Stores Inc. Liquidating Trust entered into an agreement to sell its remaining
patent portfolio, consisting primarily of Digital Video Express patents, to
Imaging Transfer Co. for a cash price of $750,000, subject to better offers.
Competing bids are
due by Aug. 12, and an auction will be held on Aug. 16, said Streambank, the
company hired by the trust to sell the portfolio. The portfolio consists of 22
U.S. patents and patent applications as well as multiple related foreign
The DIVX technology "remains relevant to the
areas of compression, distribution, security, usage tracking of movie content,
anti-piracy, digital media and watermarking," Streambank, based here, said.
The Circuit City-backed technology was controversial
when it hit the market in the late 1990s soon after the launch of the DVD
format. Many in the industry feared it would confuse consumers and drive them
away from the purchase of any DVD player, and many retailers were unwilling to
support a technology whose sales would bolster a rival's bottom line. In 1999,
Circuit City pulled the plug on the format.
Developed as an alternative to driving to
video-rental stores to return discs, DIVX-enabled discs could be purchased at a
price allowing for an initial 48-hour viewing period on DIVX-enabled DVD
players. Consumers could purchase additional 48-hour viewing periods or pay for
unlimited viewing. DIVX-enabled DVD players could also play regular DVD discs.
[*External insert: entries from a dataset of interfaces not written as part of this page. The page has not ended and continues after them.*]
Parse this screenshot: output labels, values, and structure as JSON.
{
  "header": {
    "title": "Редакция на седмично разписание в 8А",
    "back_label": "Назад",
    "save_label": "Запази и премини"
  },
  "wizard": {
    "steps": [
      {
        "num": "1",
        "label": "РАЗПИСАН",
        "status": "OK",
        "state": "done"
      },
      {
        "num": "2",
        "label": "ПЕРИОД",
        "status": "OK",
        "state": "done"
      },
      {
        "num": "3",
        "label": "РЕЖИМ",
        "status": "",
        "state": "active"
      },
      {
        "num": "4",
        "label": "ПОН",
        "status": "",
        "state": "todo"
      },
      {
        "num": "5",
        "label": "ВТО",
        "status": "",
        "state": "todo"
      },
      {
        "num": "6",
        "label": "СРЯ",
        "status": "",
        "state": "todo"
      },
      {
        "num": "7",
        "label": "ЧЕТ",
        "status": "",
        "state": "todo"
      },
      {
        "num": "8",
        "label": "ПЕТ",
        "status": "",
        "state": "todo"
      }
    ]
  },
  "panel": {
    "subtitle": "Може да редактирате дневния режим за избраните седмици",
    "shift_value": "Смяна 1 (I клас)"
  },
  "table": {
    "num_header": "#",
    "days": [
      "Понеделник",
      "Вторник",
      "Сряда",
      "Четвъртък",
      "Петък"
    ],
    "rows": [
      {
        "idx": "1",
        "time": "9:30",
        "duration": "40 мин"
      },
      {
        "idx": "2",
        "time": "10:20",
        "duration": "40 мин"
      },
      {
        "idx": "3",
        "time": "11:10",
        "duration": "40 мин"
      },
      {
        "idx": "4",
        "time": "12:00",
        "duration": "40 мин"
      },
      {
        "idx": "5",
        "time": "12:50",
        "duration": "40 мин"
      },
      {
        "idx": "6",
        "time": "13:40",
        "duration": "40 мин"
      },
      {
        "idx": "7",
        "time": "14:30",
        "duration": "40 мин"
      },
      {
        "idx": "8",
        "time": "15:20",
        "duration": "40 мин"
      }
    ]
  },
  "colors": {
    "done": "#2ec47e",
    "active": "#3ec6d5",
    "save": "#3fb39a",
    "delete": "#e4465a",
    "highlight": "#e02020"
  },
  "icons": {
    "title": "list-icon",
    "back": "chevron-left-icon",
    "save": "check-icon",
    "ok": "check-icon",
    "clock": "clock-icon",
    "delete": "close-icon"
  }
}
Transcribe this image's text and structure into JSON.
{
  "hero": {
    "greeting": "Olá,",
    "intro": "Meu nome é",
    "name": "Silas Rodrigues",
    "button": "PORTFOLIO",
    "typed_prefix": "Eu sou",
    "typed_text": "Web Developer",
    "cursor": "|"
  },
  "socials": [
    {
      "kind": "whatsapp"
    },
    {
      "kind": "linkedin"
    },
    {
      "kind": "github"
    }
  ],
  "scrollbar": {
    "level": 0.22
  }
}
Needham, Mass. - Circuit City's ill-fated Digital Video Express (DIVX) pay-per-play DVD format from the 1990s is back in the news more than a decade after its demise.